Children should all be at least eight years old before attending a slumber party. Younger kids often require way too much supervision.
Don’t invite too many
This is definitely one time when you don't want to invite the whole class.
Four is a nice number. Six may be manageable for very, very special sleep over occasions.
Keep even numbers.
One may be a lonely number but three is a squabbling number. Particularly with girls, four will mean that no one is left out.
Don’t let the party go on too long
Begin the party at dinner time and end it at breakfast the next morning. Any longer is at your own peril!
Master parent-to-parent communication
Be sure to call the parent of the invited children. Let them know what to pack (things like a sleeping bag, a favourite pillow, PJs and a toothbrush); what time to drop the child off; and what time to collect her the next morning.
Give the parent an idea of the scheduled activities so they know what clothing to pack.

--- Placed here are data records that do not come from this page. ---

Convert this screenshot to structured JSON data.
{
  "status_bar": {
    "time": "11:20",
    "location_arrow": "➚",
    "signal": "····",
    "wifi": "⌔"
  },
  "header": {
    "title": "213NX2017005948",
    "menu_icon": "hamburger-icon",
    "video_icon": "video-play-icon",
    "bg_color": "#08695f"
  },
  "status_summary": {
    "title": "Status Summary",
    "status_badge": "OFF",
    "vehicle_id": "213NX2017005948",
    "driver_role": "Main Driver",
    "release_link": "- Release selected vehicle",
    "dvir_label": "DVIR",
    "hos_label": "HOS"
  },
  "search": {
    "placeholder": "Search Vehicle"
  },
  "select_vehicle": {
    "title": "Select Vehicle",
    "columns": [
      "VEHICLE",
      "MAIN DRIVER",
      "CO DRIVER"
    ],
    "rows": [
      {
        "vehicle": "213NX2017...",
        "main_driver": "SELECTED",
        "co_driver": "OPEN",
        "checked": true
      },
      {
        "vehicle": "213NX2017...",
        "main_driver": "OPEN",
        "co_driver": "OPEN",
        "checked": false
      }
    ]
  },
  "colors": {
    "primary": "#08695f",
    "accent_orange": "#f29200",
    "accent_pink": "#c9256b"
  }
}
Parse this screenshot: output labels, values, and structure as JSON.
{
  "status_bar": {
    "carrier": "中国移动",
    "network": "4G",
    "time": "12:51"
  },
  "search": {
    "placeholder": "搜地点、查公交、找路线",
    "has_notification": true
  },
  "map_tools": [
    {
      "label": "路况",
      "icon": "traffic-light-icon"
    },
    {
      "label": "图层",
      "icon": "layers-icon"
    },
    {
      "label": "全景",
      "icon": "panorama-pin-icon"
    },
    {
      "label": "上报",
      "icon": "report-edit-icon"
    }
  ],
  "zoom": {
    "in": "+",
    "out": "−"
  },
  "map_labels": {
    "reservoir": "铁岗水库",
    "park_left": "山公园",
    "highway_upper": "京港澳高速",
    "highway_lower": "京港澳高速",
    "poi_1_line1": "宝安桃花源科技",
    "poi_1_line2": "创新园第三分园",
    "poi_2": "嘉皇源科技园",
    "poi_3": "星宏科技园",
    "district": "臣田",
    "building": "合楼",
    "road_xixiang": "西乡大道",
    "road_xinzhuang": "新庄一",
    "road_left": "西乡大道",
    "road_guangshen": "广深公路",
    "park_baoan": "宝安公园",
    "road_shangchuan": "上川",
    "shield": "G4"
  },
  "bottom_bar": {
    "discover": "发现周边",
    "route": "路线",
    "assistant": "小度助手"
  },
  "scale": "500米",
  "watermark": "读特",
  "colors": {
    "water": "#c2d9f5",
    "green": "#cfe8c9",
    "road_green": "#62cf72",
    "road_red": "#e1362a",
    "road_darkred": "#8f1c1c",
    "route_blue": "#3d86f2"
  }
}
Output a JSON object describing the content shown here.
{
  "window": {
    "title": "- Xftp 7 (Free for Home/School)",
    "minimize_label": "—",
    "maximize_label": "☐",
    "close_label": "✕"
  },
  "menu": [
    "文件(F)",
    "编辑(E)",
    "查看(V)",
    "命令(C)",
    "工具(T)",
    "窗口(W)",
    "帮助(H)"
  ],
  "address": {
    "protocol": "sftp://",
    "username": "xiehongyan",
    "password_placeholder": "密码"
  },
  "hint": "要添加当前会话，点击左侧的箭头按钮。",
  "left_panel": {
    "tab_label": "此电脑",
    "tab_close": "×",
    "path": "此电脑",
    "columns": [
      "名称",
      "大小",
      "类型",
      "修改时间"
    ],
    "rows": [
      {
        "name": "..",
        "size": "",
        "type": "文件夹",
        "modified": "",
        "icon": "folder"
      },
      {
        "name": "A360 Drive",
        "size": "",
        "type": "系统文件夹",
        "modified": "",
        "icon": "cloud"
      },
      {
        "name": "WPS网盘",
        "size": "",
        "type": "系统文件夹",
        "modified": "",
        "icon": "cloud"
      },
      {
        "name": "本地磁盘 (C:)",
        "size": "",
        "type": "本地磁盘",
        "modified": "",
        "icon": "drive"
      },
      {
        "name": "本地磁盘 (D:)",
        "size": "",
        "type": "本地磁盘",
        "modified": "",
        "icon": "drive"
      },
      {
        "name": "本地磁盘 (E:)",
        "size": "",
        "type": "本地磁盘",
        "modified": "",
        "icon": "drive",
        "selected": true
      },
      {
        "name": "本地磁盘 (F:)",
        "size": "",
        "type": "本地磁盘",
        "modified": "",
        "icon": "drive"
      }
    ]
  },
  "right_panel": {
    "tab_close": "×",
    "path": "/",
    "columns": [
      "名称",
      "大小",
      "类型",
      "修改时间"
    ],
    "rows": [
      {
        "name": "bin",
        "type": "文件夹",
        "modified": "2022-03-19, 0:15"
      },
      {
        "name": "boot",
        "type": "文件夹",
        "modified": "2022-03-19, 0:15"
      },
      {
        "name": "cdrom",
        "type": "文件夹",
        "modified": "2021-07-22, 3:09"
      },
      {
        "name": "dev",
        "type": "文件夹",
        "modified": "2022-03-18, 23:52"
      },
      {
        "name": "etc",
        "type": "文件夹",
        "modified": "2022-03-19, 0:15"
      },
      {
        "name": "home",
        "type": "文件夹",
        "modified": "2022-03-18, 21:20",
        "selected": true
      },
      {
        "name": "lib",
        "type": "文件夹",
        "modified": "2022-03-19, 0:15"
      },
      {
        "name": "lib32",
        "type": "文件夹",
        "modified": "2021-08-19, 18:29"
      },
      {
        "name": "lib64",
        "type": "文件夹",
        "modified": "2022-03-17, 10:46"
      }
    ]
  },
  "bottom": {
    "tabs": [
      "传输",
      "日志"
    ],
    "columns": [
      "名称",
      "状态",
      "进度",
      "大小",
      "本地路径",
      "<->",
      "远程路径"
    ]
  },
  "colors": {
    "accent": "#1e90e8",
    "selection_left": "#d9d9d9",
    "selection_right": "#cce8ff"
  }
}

If you plan to watch a 12A movie, make sure to clear it with the other parents and make sure to preview the movie as it may be unsuitable.
Make sure you have the parent's mobile numbers in case you need to reach them during the night.
While you don't have to have every minute of your child's slumber party scheduled, it’s good to have a general plan so the kids don't turn to their own devices or get bored.
Make a slumber party menu
Provide plenty of kid-friendly, healthy party foods in advance. Leave nothing to chance as kids get hungry, especially near midnight.
Schedule lights out
Set a time for lights out well in advance. Plan more sedate activities for the hour or two before bedtime, such as a movie, to get the kids to dial down to a level where sleep is a realistic possibility.
No texting or calls.
Don't allow the kids to text or e-mail from their cell phones during the party, unless they want to get in touch with their parents.
No electronic games allowed
Someone is always left out with these electronic games.
Discuss this with your child prior to her guests arriving and suggest more group friendly activities.